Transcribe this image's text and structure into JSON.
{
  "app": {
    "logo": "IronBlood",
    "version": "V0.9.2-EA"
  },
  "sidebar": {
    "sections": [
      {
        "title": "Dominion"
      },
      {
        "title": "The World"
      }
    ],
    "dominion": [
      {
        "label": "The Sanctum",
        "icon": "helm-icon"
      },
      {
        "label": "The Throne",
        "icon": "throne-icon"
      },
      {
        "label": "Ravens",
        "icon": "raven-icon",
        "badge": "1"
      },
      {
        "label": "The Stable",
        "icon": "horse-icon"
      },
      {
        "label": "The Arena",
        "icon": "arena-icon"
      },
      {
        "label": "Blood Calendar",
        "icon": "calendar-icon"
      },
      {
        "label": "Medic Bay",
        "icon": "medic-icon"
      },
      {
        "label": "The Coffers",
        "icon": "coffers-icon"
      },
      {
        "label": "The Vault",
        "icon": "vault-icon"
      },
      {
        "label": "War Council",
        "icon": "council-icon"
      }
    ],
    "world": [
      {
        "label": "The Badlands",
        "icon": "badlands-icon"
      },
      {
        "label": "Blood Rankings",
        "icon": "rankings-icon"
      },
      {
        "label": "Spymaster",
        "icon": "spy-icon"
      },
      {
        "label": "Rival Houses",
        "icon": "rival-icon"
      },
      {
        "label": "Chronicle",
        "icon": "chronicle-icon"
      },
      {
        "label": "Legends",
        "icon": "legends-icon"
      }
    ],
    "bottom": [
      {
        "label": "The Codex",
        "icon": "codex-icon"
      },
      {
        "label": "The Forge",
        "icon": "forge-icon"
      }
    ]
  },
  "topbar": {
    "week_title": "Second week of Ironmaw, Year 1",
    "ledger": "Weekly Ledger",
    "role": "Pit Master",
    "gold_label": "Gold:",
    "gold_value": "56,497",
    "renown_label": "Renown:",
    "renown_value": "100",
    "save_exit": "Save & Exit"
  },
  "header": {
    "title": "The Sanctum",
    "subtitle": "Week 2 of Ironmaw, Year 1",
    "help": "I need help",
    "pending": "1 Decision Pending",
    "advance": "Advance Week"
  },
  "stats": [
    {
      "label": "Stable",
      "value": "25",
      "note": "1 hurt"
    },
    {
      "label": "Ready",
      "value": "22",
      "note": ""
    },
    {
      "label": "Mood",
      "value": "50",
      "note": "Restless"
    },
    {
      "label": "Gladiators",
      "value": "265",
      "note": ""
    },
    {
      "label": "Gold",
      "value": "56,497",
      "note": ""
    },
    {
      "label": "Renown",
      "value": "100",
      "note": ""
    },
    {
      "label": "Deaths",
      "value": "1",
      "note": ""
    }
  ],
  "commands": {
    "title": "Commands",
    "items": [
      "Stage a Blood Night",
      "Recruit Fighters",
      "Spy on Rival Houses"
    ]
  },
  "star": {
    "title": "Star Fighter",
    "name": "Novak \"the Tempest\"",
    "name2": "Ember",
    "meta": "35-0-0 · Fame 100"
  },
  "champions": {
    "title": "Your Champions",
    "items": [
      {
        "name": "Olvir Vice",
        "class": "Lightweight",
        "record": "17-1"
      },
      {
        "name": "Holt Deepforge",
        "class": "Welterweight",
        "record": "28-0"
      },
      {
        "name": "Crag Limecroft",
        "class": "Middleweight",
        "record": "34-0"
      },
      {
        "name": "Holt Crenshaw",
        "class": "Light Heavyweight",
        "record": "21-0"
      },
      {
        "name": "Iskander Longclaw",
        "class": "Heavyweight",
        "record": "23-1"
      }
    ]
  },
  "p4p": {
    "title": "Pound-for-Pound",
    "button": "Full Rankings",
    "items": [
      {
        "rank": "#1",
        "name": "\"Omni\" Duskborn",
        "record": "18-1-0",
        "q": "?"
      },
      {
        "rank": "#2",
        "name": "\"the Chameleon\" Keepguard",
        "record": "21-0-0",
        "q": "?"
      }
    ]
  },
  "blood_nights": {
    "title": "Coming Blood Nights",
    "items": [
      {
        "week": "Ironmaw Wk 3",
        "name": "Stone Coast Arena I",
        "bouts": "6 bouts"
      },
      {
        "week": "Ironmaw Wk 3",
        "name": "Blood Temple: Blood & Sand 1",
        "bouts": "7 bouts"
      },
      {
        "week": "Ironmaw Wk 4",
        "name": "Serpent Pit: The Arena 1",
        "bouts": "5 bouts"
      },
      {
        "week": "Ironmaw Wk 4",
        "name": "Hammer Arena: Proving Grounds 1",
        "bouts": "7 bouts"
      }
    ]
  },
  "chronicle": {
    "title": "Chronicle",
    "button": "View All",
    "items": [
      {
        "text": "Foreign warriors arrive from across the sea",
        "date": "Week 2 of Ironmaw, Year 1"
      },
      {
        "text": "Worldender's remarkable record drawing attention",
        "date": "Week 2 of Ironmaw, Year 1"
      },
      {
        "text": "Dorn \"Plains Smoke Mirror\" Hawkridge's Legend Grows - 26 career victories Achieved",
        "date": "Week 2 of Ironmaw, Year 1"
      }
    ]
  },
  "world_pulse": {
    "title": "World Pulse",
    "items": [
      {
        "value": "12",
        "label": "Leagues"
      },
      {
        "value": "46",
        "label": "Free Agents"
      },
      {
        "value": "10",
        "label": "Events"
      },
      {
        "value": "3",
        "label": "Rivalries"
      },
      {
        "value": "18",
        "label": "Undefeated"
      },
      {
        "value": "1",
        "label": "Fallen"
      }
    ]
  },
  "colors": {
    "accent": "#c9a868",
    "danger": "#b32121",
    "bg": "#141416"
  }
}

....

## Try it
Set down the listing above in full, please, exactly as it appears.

## Exercise output
Transcribe this image's text and structure into JSON.
{
  "app": {
    "logo": "IronBlood",
    "version": "V0.9.2-EA"
  },
  "sidebar": {
    "sections": [
      {
        "title": "Dominion"
      },
      {
        "title": "The World"
      }
    ],
    "dominion": [
      {
        "label": "The Sanctum",
        "icon": "helm-icon"
      },
      {
        "label": "The Throne",
        "icon": "throne-icon"
      },
      {
        "label": "Ravens",
        "icon": "raven-icon",
        "badge": "1"
      },
      {
        "label": "The Stable",
        "icon": "horse-icon"
      },
      {
        "label": "The Arena",
        "icon": "arena-icon"
      },
      {
        "label": "Blood Calendar",
        "icon": "calendar-icon"
      },
      {
        "label": "Medic Bay",
        "icon": "medic-icon"
      },
      {
        "label": "The Coffers",
        "icon": "coffers-icon"
      },
      {
        "label": "The Vault",
        "icon": "vault-icon"
      },
      {
        "label": "War Council",
        "icon": "council-icon"
      }
    ],
    "world": [
      {
        "label": "The Badlands",
        "icon": "badlands-icon"
      },
      {
        "label": "Blood Rankings",
        "icon": "rankings-icon"
      },
      {
        "label": "Spymaster",
        "icon": "spy-icon"
      },
      {
        "label": "Rival Houses",
        "icon": "rival-icon"
      },
      {
        "label": "Chronicle",
        "icon": "chronicle-icon"
      },
      {
        "label": "Legends",
        "icon": "legends-icon"
      }
    ],
    "bottom": [
      {
        "label": "The Codex",
        "icon": "codex-icon"
      },
      {
        "label": "The Forge",
        "icon": "forge-icon"
      }
    ]
  },
  "topbar": {
    "week_title": "Second week of Ironmaw, Year 1",
    "ledger": "Weekly Ledger",
    "role": "Pit Master",
    "gold_label": "Gold:",
    "gold_value": "56,497",
    "renown_label": "Renown:",
    "renown_value": "100",
    "save_exit": "Save & Exit"
  },
  "header": {
    "title": "The Sanctum",
    "subtitle": "Week 2 of Ironmaw, Year 1",
    "help": "I need help",
    "pending": "1 Decision Pending",
    "advance": "Advance Week"
  },
  "stats": [
    {
      "label": "Stable",
      "value": "25",
      "note": "1 hurt"
    },
    {
      "label": "Ready",
      "value": "22",
      "note": ""
    },
    {
      "label": "Mood",
      "value": "50",
      "note": "Restless"
    },
    {
      "label": "Gladiators",
      "value": "265",
      "note": ""
    },
    {
      "label": "Gold",
      "value": "56,497",
      "note": ""
    },
    {
      "label": "Renown",
      "value": "100",
      "note": ""
    },
    {
      "label": "Deaths",
      "value": "1",
      "note": ""
    }
  ],
  "commands": {
    "title": "Commands",
    "items": [
      "Stage a Blood Night",
      "Recruit Fighters",
      "Spy on Rival Houses"
    ]
  },
  "star": {
    "title": "Star Fighter",
    "name": "Novak \"the Tempest\"",
    "name2": "Ember",
    "meta": "35-0-0 · Fame 100"
  },
  "champions": {
    "title": "Your Champions",
    "items": [
      {
        "name": "Olvir Vice",
        "class": "Lightweight",
        "record": "17-1"
      },
      {
        "name": "Holt Deepforge",
        "class": "Welterweight",
        "record": "28-0"
      },
      {
        "name": "Crag Limecroft",
        "class": "Middleweight",
        "record": "34-0"
      },
      {
        "name": "Holt Crenshaw",
        "class": "Light Heavyweight",
        "record": "21-0"
      },
      {
        "name": "Iskander Longclaw",
        "class": "Heavyweight",
        "record": "23-1"
      }
    ]
  },
  "p4p": {
    "title": "Pound-for-Pound",
    "button": "Full Rankings",
    "items": [
      {
        "rank": "#1",
        "name": "\"Omni\" Duskborn",
        "record": "18-1-0",
        "q": "?"
      },
      {
        "rank": "#2",
        "name": "\"the Chameleon\" Keepguard",
        "record": "21-0-0",
        "q": "?"
      }
    ]
  },
  "blood_nights": {
    "title": "Coming Blood Nights",
    "items": [
      {
        "week": "Ironmaw Wk 3",
        "name": "Stone Coast Arena I",
        "bouts": "6 bouts"
      },
      {
        "week": "Ironmaw Wk 3",
        "name": "Blood Temple: Blood & Sand 1",
        "bouts": "7 bouts"
      },
      {
        "week": "Ironmaw Wk 4",
        "name": "Serpent Pit: The Arena 1",
        "bouts": "5 bouts"
      },
      {
        "week": "Ironmaw Wk 4",
        "name": "Hammer Arena: Proving Grounds 1",
        "bouts": "7 bouts"
      }
    ]
  },
  "chronicle": {
    "title": "Chronicle",
    "button": "View All",
    "items": [
      {
        "text": "Foreign warriors arrive from across the sea",
        "date": "Week 2 of Ironmaw, Year 1"
      },
      {
        "text": "Worldender's remarkable record drawing attention",
        "date": "Week 2 of Ironmaw, Year 1"
      },
      {
        "text": "Dorn \"Plains Smoke Mirror\" Hawkridge's Legend Grows - 26 career victories Achieved",
        "date": "Week 2 of Ironmaw, Year 1"
      }
    ]
  },
  "world_pulse": {
    "title": "World Pulse",
    "items": [
      {
        "value": "12",
        "label": "Leagues"
      },
      {
        "value": "46",
        "label": "Free Agents"
      },
      {
        "value": "10",
        "label": "Events"
      },
      {
        "value": "3",
        "label": "Rivalries"
      },
      {
        "value": "18",
        "label": "Undefeated"
      },
      {
        "value": "1",
        "label": "Fallen"
      }
    ]
  },
  "colors": {
    "accent": "#c9a868",
    "danger": "#b32121",
    "bg": "#141416"
  }
}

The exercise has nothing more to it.